**Task requirements**
Using the data that follows, report how many lines include "计数器时钟"; output no other text.

**Extracted records**
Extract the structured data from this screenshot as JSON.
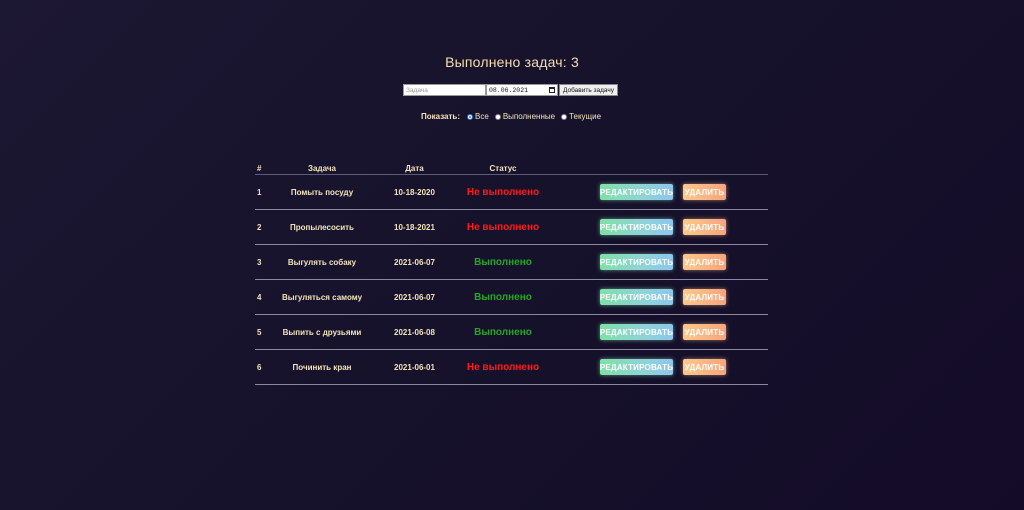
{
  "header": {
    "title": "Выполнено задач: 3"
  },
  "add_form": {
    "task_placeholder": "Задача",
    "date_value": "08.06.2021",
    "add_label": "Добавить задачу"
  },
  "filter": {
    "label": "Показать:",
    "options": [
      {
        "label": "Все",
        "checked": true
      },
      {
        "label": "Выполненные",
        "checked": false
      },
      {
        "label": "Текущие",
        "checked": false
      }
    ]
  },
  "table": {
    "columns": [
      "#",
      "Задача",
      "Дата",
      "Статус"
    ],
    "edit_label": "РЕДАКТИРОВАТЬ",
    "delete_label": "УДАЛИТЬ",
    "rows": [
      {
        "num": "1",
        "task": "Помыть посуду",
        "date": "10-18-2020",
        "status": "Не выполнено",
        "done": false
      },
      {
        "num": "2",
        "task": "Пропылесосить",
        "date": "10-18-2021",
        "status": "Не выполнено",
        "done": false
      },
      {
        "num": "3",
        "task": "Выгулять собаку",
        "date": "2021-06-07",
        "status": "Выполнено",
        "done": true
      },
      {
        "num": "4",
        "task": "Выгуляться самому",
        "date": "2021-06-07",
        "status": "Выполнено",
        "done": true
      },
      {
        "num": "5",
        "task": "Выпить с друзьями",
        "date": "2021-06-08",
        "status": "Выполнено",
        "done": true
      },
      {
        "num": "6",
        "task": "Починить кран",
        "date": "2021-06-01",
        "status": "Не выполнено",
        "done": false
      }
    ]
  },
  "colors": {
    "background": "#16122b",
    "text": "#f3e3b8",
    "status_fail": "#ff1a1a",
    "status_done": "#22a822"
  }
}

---

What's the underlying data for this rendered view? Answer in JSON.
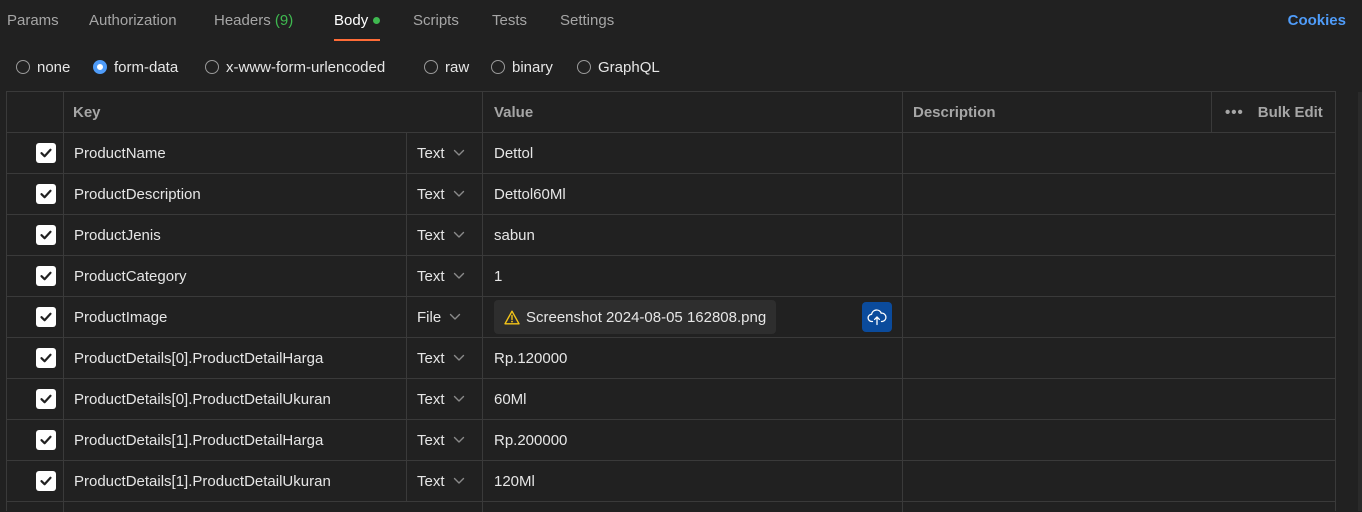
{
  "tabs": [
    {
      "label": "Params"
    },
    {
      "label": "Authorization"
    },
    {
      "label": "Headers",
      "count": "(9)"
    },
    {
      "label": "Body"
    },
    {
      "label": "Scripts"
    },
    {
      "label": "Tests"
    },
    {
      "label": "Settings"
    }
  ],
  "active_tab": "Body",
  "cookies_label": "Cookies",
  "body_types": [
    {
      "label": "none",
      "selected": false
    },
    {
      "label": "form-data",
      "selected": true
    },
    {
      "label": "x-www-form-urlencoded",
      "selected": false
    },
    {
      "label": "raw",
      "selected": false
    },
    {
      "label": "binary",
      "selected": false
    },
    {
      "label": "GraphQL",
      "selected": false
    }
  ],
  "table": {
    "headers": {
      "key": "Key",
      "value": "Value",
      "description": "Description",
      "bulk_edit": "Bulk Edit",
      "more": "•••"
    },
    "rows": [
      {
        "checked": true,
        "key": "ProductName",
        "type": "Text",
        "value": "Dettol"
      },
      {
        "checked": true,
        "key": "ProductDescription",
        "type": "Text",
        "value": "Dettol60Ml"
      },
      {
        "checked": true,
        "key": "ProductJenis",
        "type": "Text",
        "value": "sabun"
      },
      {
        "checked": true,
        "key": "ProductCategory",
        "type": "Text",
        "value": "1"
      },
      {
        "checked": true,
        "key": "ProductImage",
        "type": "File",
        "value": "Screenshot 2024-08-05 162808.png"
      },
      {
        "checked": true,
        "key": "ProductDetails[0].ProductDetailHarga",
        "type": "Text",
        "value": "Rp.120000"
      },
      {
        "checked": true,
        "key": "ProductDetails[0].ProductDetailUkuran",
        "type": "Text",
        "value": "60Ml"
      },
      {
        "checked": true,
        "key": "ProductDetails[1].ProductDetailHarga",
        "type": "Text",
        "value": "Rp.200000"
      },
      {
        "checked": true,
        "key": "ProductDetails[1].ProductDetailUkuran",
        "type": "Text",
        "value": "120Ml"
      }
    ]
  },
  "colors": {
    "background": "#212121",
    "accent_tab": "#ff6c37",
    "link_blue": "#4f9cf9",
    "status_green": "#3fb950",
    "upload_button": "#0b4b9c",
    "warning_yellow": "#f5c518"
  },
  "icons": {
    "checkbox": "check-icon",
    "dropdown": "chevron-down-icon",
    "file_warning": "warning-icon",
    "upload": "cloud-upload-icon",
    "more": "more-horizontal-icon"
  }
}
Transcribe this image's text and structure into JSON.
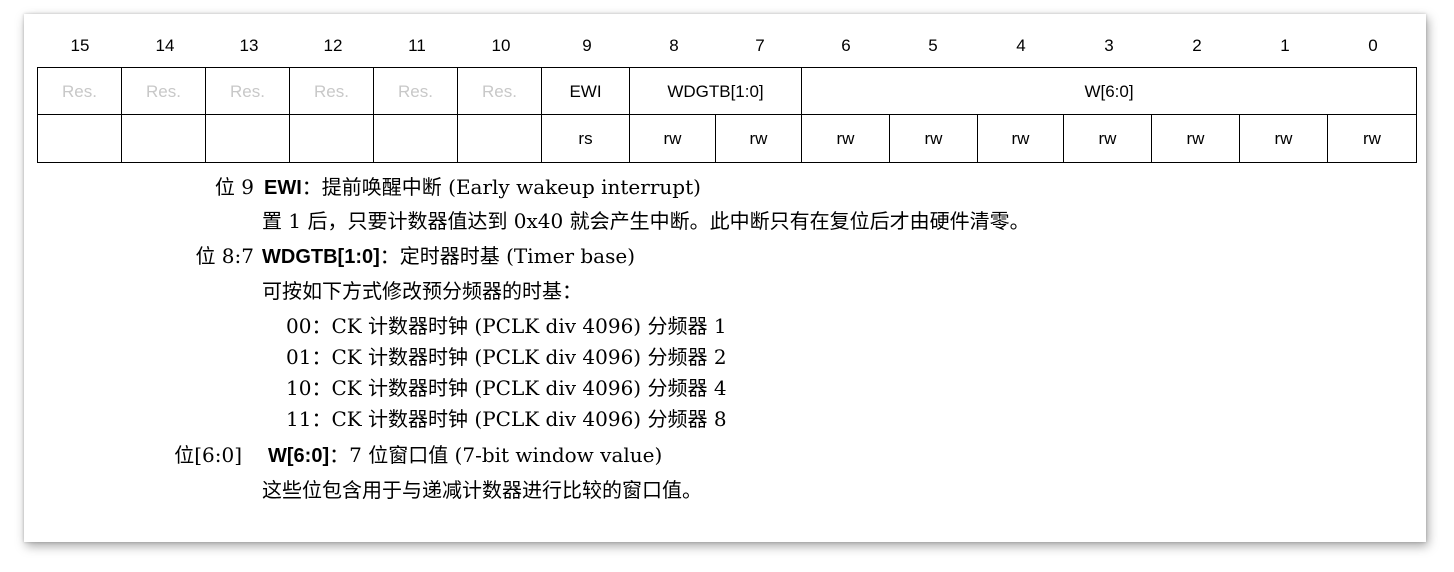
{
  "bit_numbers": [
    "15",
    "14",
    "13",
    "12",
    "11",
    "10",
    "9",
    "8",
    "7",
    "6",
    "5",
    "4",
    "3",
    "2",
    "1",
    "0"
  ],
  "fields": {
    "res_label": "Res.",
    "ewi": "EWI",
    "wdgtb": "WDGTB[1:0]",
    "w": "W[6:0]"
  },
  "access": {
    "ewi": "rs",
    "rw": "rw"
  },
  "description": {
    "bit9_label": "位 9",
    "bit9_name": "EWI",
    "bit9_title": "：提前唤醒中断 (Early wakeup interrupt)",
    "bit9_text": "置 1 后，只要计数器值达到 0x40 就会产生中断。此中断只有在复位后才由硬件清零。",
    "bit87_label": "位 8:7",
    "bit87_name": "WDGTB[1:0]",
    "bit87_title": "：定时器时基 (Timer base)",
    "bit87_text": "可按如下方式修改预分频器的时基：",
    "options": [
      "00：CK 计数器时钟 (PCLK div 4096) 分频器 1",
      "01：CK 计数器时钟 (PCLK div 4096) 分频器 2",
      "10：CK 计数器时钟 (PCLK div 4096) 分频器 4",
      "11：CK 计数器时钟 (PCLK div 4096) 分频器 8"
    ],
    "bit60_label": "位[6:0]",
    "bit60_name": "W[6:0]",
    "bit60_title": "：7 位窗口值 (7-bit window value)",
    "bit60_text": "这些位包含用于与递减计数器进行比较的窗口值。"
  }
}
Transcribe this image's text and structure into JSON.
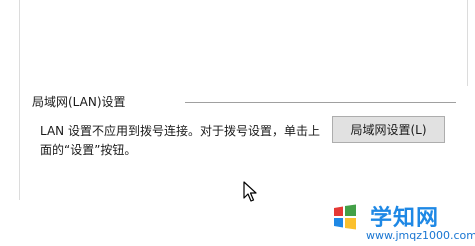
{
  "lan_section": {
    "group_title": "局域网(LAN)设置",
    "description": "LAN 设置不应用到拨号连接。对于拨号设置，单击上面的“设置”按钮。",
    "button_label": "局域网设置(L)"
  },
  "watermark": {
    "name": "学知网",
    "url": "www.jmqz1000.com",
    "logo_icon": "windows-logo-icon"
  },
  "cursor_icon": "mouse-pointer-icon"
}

**Your solution**
4